Delhi, India, one of the largest cities in the world, was blanketed in the first week of November by some of its worst air quality ever.

The city and its surroundings, a metro area home to nearly 28 million people, have become notorious in recent decades for their unhealthy air pollution, especially at least a few months every year when the average air quality is considered unhealthy for humans. Not only does the burning of fossil fuels for power, transportation and industry feed this pollution year-round, but every fall farmers in rural areas burn off part of their fields, causing an increase in smoke above the already unhealthy norm. This month smog levels in and around the city reached an air quality index reading of 350 on November 7, with anything over 300 labelled hazardous. Schools were closed and the city restricted motor vehicle use and construction work for the upcoming week in the hope of mitigating the worst of the pollution. And Delhi isn’t the only Indian city with this problem; of the 50 most polluted cities on Earth, more than half are in India!

Although India has the misfortune to be at the top of the list, people everywhere are threated by climate catastrophe. This crisis is the product of the intense drive for profit by the world’s wealthiest individuals and corporations.
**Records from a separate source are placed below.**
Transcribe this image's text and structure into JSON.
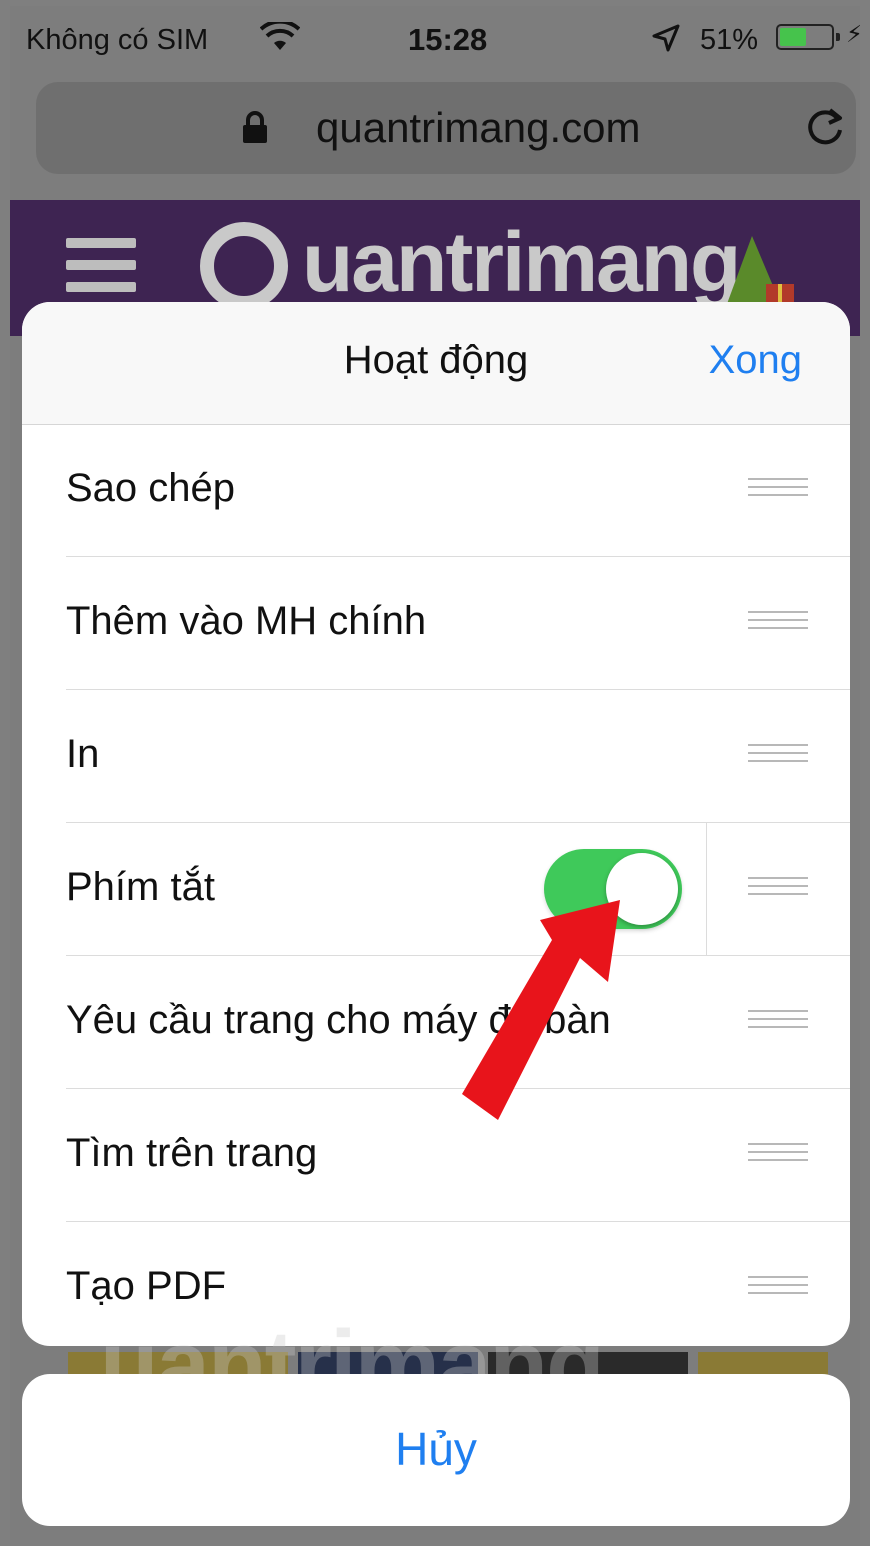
{
  "status_bar": {
    "carrier": "Không có SIM",
    "time": "15:28",
    "battery_percent": "51%",
    "battery_level": 0.51,
    "icons": [
      "wifi-icon",
      "location-arrow-icon",
      "battery-icon",
      "charging-bolt-icon"
    ]
  },
  "browser": {
    "url": "quantrimang.com",
    "icons": [
      "lock-icon",
      "reload-icon"
    ]
  },
  "site": {
    "brand": "uantrimang",
    "icons": [
      "hamburger-menu-icon",
      "quantrimang-logo-icon",
      "christmas-tree-icon"
    ]
  },
  "sheet": {
    "title": "Hoạt động",
    "done_label": "Xong",
    "items": [
      {
        "label": "Sao chép"
      },
      {
        "label": "Thêm vào MH chính"
      },
      {
        "label": "In"
      },
      {
        "label": "Phím tắt",
        "toggle_on": true
      },
      {
        "label": "Yêu cầu trang cho máy để bàn"
      },
      {
        "label": "Tìm trên trang"
      },
      {
        "label": "Tạo PDF"
      }
    ]
  },
  "cancel_label": "Hủy",
  "watermark": "uantrimang",
  "colors": {
    "accent": "#1f7ff0",
    "toggle_on": "#3fc95a",
    "banner": "#3e2452",
    "annotation_arrow": "#e8141b"
  }
}
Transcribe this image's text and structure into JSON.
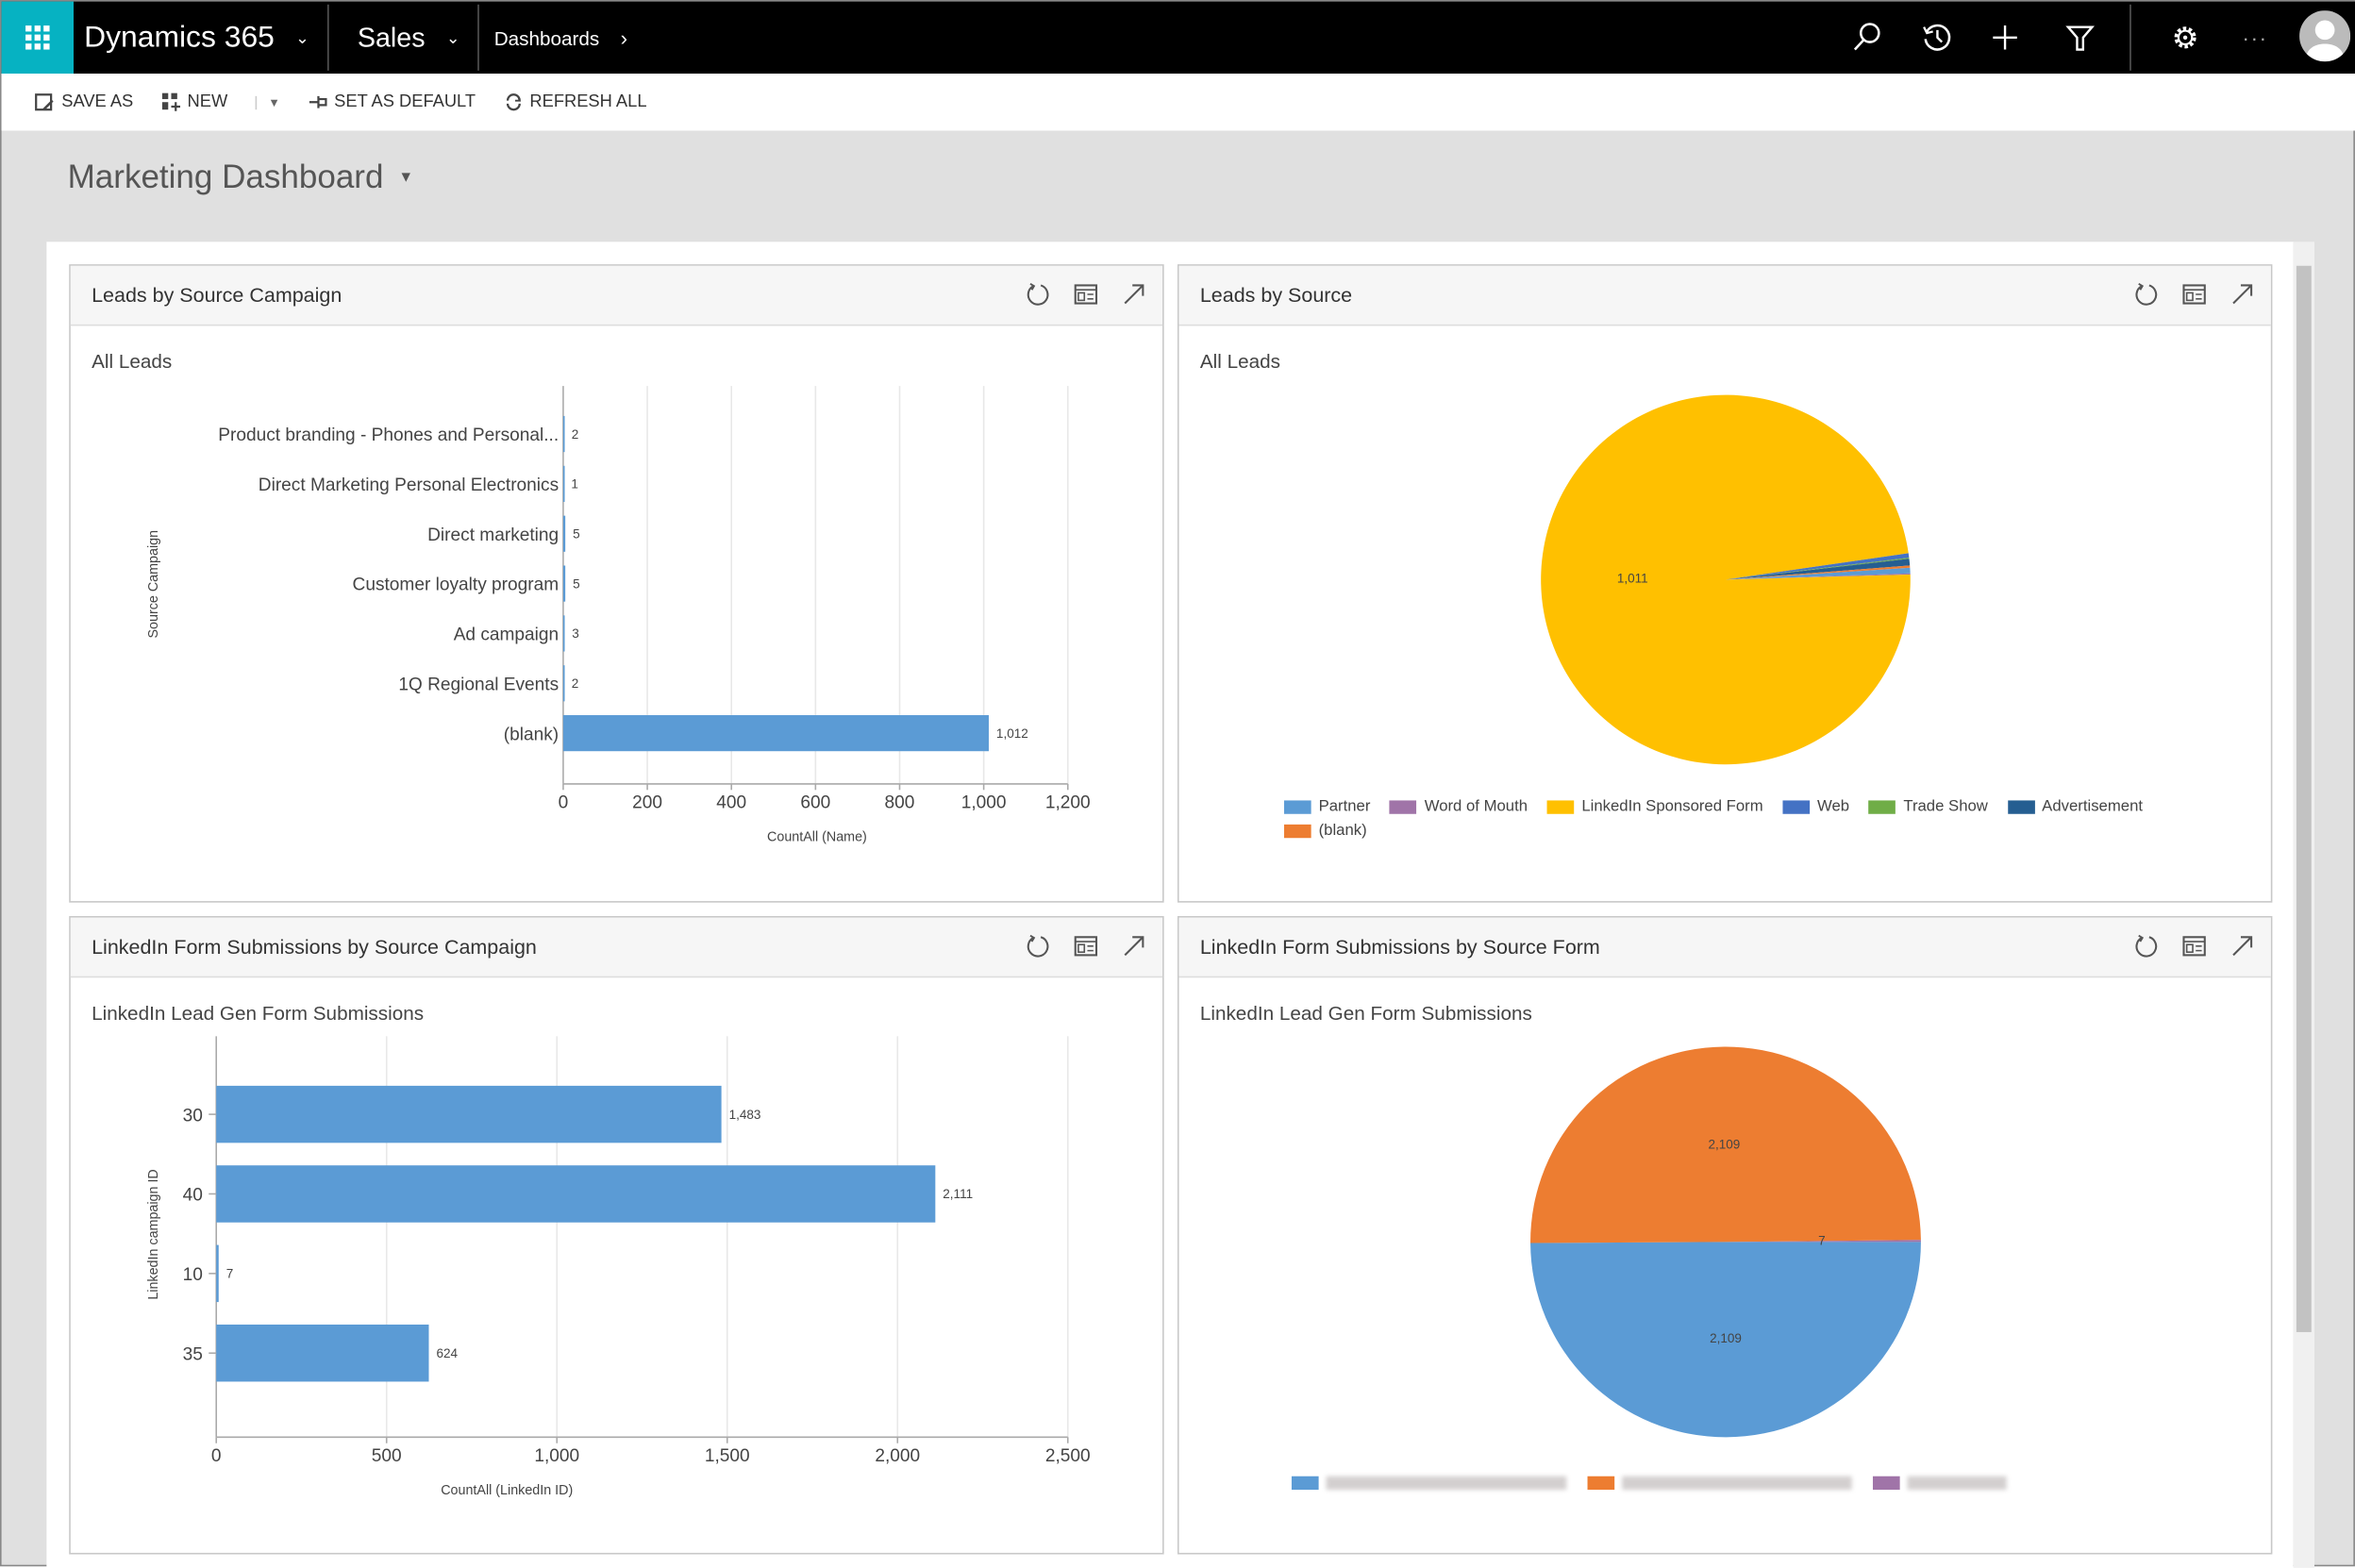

Unless we rid ourselves of these destructive profit seekers, the people of India and all of the world will continue to suffer the consequences of their fossil fuel driven economy.